Common reasons that retroactive payments are ordered include:
- The payer disagrees with the order and refuses to pay
- Their finances changed, and they stopped paying rather than pursuing a modification
- They missed a payment by accident
While it is not clear why Barnes fell behind in his payments, it is almost certain that the situation was more complex than one missed check. He now must pay nearly 18 months of payments in a bulk sum.
Avoiding Back Support Payments With an Expert Family Law Attorney
The best way to avoid back support orders is to avoid becoming delinquent in your payments. It may be worthwhile to automate your payments so you don’t accidentally miss one. More importantly, if you disagree with the ordered amount or if your finances change, requesting a modification through the courts is crucial rather than refusing to pay. Child support is intended to ensure children receive the care they need, not to place an undue financial burden on either parent.

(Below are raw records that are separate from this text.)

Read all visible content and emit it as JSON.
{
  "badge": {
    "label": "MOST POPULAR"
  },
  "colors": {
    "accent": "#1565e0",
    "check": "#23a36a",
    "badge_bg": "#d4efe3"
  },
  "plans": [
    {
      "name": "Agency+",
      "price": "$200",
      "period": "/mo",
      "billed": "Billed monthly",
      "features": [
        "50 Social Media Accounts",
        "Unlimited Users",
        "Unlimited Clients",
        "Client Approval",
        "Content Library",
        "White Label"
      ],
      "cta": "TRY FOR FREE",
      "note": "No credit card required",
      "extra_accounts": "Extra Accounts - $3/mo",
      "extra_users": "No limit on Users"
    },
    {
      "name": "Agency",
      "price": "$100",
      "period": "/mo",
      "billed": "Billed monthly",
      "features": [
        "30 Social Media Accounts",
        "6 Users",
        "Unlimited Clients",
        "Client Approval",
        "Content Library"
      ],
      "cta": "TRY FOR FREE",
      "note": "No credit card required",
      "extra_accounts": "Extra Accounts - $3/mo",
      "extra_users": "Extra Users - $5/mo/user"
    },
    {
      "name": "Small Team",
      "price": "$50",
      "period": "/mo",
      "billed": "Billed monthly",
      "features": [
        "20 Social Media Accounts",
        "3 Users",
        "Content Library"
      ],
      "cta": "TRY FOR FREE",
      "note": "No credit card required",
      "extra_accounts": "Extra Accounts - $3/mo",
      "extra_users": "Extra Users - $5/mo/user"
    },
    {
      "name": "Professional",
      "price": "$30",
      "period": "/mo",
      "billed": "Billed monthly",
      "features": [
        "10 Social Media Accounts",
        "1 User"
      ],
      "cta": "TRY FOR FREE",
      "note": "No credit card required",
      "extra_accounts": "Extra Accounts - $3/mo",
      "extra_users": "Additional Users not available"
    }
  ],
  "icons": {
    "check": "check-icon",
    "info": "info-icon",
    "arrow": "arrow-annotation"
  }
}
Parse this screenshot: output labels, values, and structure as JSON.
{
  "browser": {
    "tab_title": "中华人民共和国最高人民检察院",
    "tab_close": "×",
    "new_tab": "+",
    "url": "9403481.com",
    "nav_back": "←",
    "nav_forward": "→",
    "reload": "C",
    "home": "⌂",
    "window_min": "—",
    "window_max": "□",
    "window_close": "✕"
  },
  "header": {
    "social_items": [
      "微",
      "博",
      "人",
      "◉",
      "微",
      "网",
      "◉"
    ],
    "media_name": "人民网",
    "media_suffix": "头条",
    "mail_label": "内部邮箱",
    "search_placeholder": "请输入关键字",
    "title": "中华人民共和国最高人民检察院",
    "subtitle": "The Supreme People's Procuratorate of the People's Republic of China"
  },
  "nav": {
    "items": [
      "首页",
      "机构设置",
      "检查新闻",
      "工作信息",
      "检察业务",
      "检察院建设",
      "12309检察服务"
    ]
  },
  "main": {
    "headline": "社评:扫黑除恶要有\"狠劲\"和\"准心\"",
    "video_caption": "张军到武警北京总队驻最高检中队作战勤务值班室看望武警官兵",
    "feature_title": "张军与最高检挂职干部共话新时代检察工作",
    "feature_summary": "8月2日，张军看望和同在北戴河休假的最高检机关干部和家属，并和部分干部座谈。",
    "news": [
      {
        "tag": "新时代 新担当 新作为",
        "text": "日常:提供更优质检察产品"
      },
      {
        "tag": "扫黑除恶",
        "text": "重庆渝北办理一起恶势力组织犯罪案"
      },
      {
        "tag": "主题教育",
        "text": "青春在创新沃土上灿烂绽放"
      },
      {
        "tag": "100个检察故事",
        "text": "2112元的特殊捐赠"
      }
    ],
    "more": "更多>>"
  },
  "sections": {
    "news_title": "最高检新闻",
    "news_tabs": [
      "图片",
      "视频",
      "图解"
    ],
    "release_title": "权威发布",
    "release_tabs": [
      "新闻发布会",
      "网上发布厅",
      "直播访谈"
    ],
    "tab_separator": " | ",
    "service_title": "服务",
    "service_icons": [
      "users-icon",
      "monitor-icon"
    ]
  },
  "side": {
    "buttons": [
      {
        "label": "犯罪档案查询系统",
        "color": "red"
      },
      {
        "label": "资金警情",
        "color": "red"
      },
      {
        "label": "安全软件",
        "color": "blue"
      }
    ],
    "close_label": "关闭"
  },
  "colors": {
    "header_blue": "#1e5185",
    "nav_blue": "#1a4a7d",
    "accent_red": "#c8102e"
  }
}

At the Viola Law Firm, P.C., we have decades of experience assisting our clients with pursuing fair child support orders in California. We are available to assist you with requesting modifications and avoiding unnecessary back payments. Learn more by contacting our San Mateo child support law firm for your consultation today.